* Laboratory studies have shown that UMFR Manuka Honey is effective against a wide range of very resistant bacteria including the major wound-infecting bacteria and the stomach ulcer causing bacteria Helicobacter pylori.
* The UMFR honey has a particular quality which is additional to the usual properties of honey. But not all Manuka honeys have a therapeutically useful level of this quality and among those that do, the strength varies.
* The UMFR Standard was established by Dr Peter Molan MBE, Professor in Biological Sciences at the University of Waikato , on behalf of AMHA, to identify and set apart the type of Manuka honey which has the therapeutic property. The small proportion of Manuka honey that has the special property is identified by the AMHA trade mark UMFR.
* The UMFR Standard is the only Standard worldwide which identifies this unique type of property and measures the antibacterial strength of it.
* The strength of the antibacterial property in UMFR honey can be measured only by special scientific testing using criteria laid down by the Honey Research Unit at The University of Waikato. New Zealand Laboratories in Hamilton is the only laboratory approved to carry out the testing of UMFR honey.
* The trade mark UMFR is followed by a number that indicates the strength of the antibacterial property present in a batch of UMFR Manuka Honey. This will have been tested in the licensed laboratory after the honey has been packed.
* The number that follows the trade mark UMFR is the concentration of a standard antiseptic (phenol) that has the same strength of the antibacterial property as present in the honey. This is the usual way that the strength of antiseptics is shown. Thus the UMFR test rating shows the antibacterial property of the honey in a meaningful way to consumers.
* A UMFR 5 rating is the minimum UMFR test rating to qualify to use the trade mark UMFR.
* In research carried out in 2005 as part of a PhD thesis at the University of Dresden , a chance discovery was made that the compound methylglyoxal, which forms in many foods, was present at high levels in Manuka honey. It was suggested that this may be responsible for Manuka honey's unique antibacterial properties. Contrary to reports, the initial research carried out at the University of Dresden was not funded by Manuka Health NZ Ltd.
* The only testing of methylglyoxal on bacteria done at the University of Dresden failed to show a statistically validated correlation between the level of methylglyoxal and the antibacterial property of Manuka honey.
* Published research from the University of Waikato has shown that the level of methylglyoxal alone in Manuka honey does not denote the actual antibacterial property level of a honey. Instead, a combined action of other components of the Manuka honey with the methylglyoxal is what gives UMFR Manuka Honey its unique antibacterial property. The resultant activity in UMFR Manuka Honey is not proportional to the level of methylglyoxal found in the honey.
o For example:
* Consumers purchasing honey rated as containing 700 mg.kg of methylglyoxal might do so with a mistaken belief that they are getting 7 times more of the antibacterial property than in honey rated as containing 100 mg.kg of methylglyoxal.

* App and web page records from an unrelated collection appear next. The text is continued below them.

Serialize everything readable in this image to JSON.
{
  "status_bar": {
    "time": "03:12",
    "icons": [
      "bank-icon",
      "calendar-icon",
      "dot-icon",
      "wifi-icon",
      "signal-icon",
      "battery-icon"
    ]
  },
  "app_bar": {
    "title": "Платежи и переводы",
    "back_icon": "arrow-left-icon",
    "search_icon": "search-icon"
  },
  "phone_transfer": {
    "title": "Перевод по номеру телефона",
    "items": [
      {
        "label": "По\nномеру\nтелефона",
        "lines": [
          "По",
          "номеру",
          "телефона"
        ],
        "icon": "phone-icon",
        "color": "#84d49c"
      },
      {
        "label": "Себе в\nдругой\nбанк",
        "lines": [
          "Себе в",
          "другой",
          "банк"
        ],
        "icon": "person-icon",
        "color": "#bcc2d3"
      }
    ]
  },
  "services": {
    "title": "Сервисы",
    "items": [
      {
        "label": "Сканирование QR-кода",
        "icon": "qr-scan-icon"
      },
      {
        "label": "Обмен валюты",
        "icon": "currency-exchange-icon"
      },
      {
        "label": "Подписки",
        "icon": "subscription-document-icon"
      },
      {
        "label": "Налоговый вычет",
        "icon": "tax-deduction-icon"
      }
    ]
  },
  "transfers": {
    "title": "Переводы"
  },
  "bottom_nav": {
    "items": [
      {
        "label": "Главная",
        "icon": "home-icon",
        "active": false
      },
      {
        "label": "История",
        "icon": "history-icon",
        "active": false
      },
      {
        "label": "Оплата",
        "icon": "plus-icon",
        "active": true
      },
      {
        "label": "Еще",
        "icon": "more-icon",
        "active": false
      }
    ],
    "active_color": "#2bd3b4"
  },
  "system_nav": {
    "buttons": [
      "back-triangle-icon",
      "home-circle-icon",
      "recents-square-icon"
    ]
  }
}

Under these circumstances, they would in fact be getting only half the antibacterial property level in a honey with 700 mg.kg of methlyglyoxal compared to the 100 mg.kg methylglyoxal honey.
o If consumers were to rely on a methylglyoxal rating alone, they will have no idea of how much of the antibacterial property level they are getting in the honey they buy. Furthermore, methylglyoxal is not a recognised antiseptic.
* Research work carried out at the University of Waikato has shown that methylglyoxal at a level of 700 mg/kg (the highest rating on sale) has an antibacterial property level which is lower than that of a 10% solution of phenol. Activity equivalent to that of a 10% solution of phenol is the minimum that can be sold with an equivalent UMFR test rating (i.e. UMFR 10).